# STUDY MATERIAL

======

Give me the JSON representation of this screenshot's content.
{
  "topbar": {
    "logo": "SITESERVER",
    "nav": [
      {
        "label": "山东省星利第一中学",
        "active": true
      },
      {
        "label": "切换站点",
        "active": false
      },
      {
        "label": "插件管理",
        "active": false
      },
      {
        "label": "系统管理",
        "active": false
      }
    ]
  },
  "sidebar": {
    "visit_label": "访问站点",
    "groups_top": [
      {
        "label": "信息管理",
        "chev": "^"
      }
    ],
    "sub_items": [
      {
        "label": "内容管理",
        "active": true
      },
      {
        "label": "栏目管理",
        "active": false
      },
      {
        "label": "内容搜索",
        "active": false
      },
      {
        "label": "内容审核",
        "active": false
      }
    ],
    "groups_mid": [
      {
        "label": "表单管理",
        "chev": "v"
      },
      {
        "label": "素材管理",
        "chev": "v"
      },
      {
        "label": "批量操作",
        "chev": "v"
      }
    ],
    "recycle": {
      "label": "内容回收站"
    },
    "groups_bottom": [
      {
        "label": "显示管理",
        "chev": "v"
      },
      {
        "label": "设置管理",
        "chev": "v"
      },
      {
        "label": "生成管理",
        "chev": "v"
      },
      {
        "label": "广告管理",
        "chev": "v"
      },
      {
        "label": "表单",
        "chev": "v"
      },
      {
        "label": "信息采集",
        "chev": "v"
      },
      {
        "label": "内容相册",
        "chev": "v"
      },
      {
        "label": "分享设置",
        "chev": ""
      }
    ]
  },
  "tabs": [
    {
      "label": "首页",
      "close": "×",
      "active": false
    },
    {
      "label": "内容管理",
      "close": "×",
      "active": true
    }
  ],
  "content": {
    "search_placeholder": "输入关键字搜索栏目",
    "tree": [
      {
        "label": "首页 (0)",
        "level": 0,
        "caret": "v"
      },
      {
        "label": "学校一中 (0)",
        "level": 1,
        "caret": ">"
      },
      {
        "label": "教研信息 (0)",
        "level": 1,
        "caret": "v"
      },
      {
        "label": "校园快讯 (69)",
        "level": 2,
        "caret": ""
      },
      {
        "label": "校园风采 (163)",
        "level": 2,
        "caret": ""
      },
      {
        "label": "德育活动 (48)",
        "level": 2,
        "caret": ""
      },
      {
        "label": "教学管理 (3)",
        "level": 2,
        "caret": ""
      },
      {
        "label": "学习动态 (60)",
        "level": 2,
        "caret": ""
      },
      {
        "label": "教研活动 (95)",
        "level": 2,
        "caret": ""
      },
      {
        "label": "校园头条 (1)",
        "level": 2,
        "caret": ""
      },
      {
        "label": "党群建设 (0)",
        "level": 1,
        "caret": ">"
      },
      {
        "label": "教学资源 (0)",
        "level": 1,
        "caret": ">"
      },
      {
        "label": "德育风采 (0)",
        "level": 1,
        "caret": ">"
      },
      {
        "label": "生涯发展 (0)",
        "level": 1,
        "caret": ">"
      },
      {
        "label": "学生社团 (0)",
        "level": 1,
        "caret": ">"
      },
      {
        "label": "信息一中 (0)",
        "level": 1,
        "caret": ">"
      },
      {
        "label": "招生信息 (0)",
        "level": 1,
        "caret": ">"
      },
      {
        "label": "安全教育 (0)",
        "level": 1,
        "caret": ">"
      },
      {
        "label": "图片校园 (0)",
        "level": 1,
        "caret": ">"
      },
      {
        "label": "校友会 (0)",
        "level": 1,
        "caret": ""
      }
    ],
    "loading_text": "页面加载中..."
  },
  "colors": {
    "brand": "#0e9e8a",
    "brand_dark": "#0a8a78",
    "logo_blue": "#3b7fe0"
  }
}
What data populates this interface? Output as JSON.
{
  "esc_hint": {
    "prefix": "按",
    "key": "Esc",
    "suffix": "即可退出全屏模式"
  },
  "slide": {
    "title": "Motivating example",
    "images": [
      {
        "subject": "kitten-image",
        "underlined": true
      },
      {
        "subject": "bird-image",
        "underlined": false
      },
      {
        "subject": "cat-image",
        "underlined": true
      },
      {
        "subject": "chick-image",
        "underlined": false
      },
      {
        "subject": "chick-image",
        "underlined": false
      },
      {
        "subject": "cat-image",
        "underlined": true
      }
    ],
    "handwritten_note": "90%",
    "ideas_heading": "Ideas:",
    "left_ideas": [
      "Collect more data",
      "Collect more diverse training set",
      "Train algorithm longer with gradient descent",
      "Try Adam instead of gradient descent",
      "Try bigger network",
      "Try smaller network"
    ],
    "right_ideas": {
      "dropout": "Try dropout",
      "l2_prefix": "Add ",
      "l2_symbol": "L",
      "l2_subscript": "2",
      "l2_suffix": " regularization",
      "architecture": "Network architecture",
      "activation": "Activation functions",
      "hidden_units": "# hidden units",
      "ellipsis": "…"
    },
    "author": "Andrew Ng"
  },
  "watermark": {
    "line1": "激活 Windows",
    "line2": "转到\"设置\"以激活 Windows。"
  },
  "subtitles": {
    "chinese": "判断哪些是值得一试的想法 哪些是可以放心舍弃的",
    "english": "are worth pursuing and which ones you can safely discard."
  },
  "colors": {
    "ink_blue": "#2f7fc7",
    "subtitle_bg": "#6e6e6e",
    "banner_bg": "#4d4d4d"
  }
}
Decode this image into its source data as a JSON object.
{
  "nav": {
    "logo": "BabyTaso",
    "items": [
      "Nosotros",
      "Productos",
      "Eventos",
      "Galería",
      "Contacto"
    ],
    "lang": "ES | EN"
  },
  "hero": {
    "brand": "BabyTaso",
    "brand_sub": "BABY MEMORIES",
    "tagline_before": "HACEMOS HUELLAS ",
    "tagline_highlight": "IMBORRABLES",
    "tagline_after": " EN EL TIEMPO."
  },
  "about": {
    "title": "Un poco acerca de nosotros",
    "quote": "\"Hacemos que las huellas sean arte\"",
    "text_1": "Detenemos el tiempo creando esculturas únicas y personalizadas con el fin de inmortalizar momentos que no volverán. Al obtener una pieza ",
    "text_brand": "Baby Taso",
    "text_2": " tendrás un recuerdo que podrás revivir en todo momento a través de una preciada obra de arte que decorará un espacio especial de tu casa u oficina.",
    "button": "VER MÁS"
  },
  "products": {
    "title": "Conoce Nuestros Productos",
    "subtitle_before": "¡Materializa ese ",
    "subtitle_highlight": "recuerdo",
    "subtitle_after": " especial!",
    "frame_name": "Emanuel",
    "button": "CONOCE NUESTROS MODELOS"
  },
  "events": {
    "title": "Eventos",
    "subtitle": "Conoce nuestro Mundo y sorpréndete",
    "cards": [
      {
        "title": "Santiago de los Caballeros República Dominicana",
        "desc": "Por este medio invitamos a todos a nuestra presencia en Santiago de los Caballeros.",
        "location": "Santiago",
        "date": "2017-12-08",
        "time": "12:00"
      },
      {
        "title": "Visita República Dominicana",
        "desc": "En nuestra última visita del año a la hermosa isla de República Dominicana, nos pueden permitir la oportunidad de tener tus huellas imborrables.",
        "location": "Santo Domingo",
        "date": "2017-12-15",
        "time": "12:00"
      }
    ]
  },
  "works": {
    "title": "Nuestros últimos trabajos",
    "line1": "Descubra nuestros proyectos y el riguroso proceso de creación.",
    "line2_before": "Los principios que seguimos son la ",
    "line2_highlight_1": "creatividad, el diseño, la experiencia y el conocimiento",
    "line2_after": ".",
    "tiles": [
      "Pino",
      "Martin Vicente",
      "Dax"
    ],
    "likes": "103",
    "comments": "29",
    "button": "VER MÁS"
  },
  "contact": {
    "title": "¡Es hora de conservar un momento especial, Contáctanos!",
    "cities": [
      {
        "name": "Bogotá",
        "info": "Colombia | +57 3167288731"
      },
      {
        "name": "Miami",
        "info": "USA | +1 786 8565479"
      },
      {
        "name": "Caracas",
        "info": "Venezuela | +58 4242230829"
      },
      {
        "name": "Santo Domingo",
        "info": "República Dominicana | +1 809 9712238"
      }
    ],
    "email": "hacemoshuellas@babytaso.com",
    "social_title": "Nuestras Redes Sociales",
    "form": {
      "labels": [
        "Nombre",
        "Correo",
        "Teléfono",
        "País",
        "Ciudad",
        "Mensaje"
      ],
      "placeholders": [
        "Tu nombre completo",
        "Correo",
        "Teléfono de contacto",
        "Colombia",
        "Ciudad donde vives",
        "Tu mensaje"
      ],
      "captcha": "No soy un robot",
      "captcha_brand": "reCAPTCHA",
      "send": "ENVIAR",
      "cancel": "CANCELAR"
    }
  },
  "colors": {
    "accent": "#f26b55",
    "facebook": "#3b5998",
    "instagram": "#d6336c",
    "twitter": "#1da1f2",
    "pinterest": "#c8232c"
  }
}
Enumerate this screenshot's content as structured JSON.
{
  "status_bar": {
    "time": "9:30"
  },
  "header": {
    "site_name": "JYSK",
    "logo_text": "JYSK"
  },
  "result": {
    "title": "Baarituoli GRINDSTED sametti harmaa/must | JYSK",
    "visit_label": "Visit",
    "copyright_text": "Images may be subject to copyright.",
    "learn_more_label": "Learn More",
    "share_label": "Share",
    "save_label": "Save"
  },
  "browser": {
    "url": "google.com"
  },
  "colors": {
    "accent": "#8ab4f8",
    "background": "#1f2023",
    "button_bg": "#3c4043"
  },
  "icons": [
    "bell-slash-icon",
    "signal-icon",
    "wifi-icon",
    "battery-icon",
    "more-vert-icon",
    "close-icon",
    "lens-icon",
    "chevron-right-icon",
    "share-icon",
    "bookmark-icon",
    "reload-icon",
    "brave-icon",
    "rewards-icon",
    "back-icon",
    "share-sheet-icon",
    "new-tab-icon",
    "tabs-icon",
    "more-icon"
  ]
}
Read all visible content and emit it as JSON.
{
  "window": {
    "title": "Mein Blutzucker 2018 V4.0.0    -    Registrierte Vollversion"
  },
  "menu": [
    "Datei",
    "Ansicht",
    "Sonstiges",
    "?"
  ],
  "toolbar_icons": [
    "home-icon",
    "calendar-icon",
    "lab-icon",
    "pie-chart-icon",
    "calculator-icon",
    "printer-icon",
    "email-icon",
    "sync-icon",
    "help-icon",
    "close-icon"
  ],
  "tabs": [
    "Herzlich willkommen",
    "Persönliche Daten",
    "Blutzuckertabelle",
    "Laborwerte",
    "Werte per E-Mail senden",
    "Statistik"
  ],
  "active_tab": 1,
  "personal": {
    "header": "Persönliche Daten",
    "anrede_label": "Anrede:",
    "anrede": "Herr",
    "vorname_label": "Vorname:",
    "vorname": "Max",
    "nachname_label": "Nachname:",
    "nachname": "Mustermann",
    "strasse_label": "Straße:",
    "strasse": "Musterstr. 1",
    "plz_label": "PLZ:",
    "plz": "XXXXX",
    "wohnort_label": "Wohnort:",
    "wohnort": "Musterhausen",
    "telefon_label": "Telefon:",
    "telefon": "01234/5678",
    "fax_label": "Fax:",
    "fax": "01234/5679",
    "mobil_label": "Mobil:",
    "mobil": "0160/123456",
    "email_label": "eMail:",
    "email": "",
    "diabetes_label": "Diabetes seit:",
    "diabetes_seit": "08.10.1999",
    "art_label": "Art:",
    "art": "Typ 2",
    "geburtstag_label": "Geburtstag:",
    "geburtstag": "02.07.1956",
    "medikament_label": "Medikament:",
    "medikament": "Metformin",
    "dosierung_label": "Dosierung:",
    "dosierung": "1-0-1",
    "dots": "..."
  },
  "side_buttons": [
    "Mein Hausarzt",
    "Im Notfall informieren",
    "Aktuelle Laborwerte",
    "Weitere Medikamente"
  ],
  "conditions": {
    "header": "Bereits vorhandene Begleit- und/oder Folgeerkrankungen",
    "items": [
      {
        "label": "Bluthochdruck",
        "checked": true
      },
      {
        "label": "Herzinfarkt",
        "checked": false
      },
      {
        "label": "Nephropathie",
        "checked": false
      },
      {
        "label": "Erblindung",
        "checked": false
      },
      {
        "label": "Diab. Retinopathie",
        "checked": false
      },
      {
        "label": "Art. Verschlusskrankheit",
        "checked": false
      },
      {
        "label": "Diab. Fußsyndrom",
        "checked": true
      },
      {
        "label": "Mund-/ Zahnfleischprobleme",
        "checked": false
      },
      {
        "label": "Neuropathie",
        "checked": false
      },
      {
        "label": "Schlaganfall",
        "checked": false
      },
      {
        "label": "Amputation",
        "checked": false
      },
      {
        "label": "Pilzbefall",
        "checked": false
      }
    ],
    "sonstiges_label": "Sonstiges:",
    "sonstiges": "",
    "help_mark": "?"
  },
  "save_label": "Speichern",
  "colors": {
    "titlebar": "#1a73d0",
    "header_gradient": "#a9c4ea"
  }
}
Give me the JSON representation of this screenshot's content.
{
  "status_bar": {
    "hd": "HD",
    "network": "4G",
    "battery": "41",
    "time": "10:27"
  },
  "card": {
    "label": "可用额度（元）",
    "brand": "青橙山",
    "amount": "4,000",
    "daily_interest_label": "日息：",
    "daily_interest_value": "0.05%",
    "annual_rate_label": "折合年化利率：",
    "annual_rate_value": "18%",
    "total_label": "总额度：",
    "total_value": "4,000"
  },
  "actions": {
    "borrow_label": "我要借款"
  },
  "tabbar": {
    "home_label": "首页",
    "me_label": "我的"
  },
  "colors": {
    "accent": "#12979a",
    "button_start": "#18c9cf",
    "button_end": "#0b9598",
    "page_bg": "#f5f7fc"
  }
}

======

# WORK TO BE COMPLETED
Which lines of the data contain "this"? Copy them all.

# RESPONSE AREA
Give me the JSON representation of this screenshot's content.
What data populates this interface? Output as JSON.
Decode this image into its source data as a JSON object.
Enumerate this screenshot's content as structured JSON.
Give me the JSON representation of this screenshot's content.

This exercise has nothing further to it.